“DAWSHOM AWBOTAAR,” directed by Srijit Mukherjee, is an absolute disaster of a film. The story, or lack thereof, is a jumbled mess that leaves the audience perplexed and bored. It's not just below par; it's a cinematic travesty.
This film is nothing but a mishmash of easter eggs and extensions from its predecessor. It’s as if the director had no creative vision of his own and relied on the crutches of the previous installment. It’s evident that this movie is tailored for reelers, not genuine film enthusiasts. The so-called “target audience” for this film seems to be nothing but dumbed-down and idiotic viewers, as it offers no depth, intrigue, or substance in the storyline.
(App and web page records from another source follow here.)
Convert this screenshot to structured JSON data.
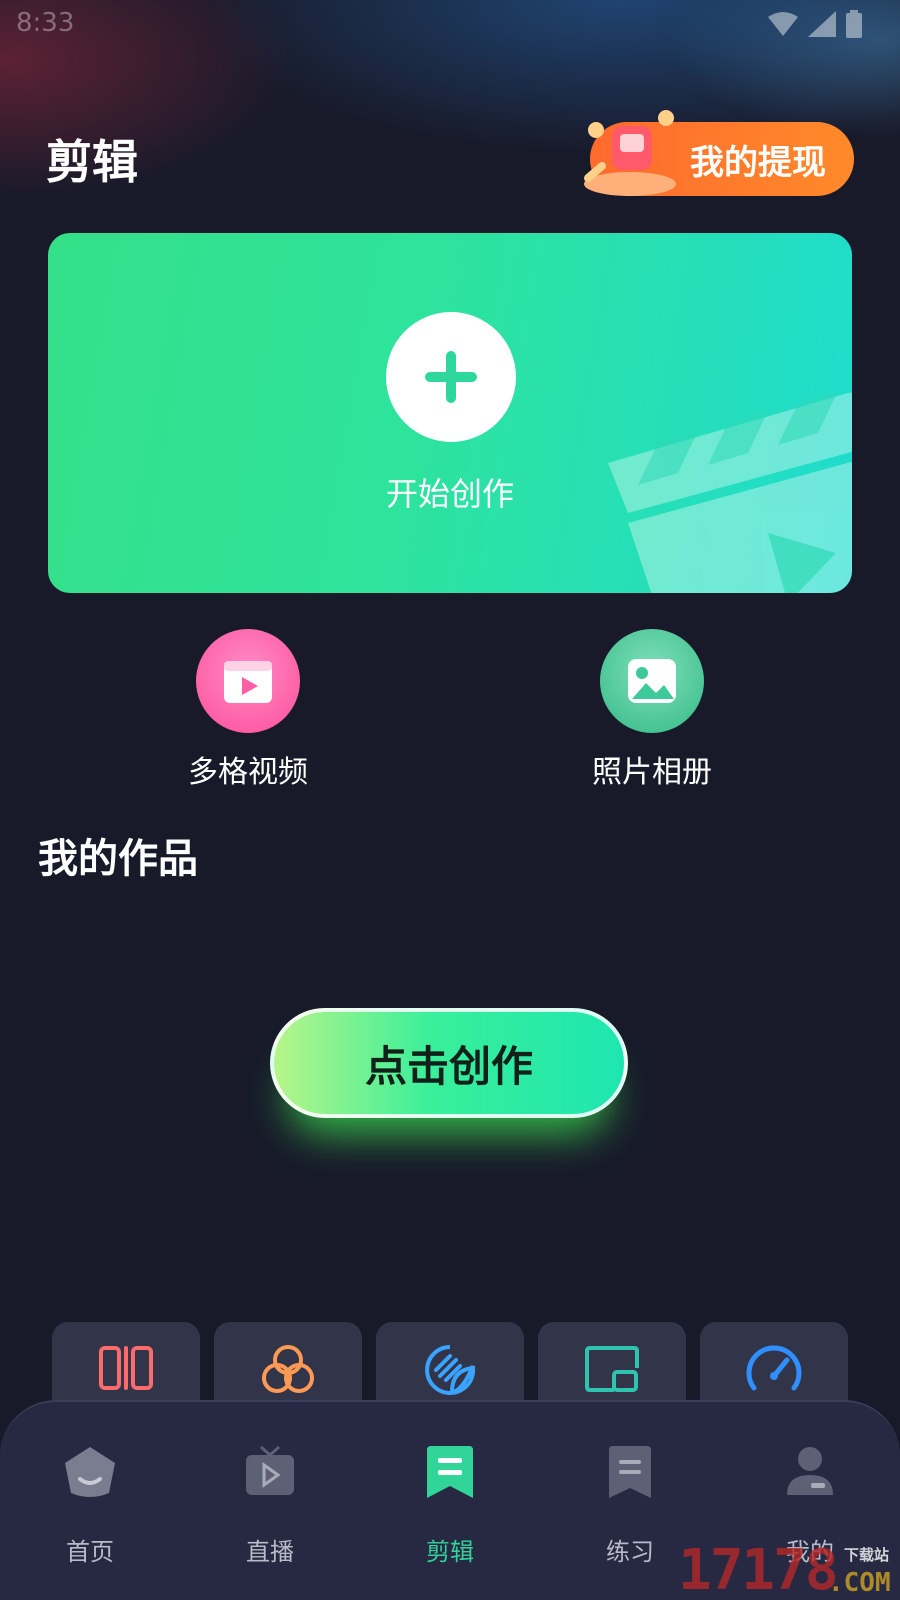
{
  "status_bar": {
    "time": "8:33"
  },
  "header": {
    "title": "剪辑",
    "withdraw_label": "我的提现"
  },
  "create_card": {
    "label": "开始创作"
  },
  "quick_actions": [
    {
      "label": "多格视频",
      "icon": "film-play-icon",
      "color": "#ff6fb3"
    },
    {
      "label": "照片相册",
      "icon": "photo-album-icon",
      "color": "#3ec99a"
    }
  ],
  "works": {
    "title": "我的作品",
    "cta_label": "点击创作"
  },
  "tools": [
    {
      "icon": "split-icon",
      "color": "#ff6b6b"
    },
    {
      "icon": "filter-icon",
      "color": "#ff9a55"
    },
    {
      "icon": "sticker-icon",
      "color": "#3aa3ff"
    },
    {
      "icon": "picture-in-picture-icon",
      "color": "#2fc4b0"
    },
    {
      "icon": "speed-icon",
      "color": "#2f8fff"
    }
  ],
  "bottom_nav": [
    {
      "label": "首页",
      "icon": "home-icon",
      "active": false
    },
    {
      "label": "直播",
      "icon": "live-tv-icon",
      "active": false
    },
    {
      "label": "剪辑",
      "icon": "edit-icon",
      "active": true
    },
    {
      "label": "练习",
      "icon": "practice-icon",
      "active": false
    },
    {
      "label": "我的",
      "icon": "profile-icon",
      "active": false
    }
  ],
  "watermark": {
    "number": "17178",
    "suffix": ".COM",
    "site": "下载站"
  }
}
Despite marketing itself as a thriller, “DAWSHOM AWBOTAAR” fails miserably to create any suspense or engage its audience. Everything is spoon-fed to the viewers, leaving no room for imagination or genuine anticipation. Sreejit Mukherjee may have believed that the star-studded cast and the inclusion of modern Bengali music’s notable figures like Rupam Islam, Arijit Singh, and Anupam Roy would compensate for the glaring shortcomings on the screen. However, even their talents are wasted in this cinematic catastrophe.
The film's narrative structure is a complete mess, with scenes and storylines feeling disjointed and disconnected. It’s as if there are missing dots that should connect the elements of the story, making the film more coherent and enjoyable.
In light of these flaws, “DAWSHOM AWBOTAAR” deserves no more than a generous 5 out of 10. It’s an exemplar of how not to make a movie, a slap in the face of genuine cinema lovers, and a disgrace to the talents of its accomplished cast and crew.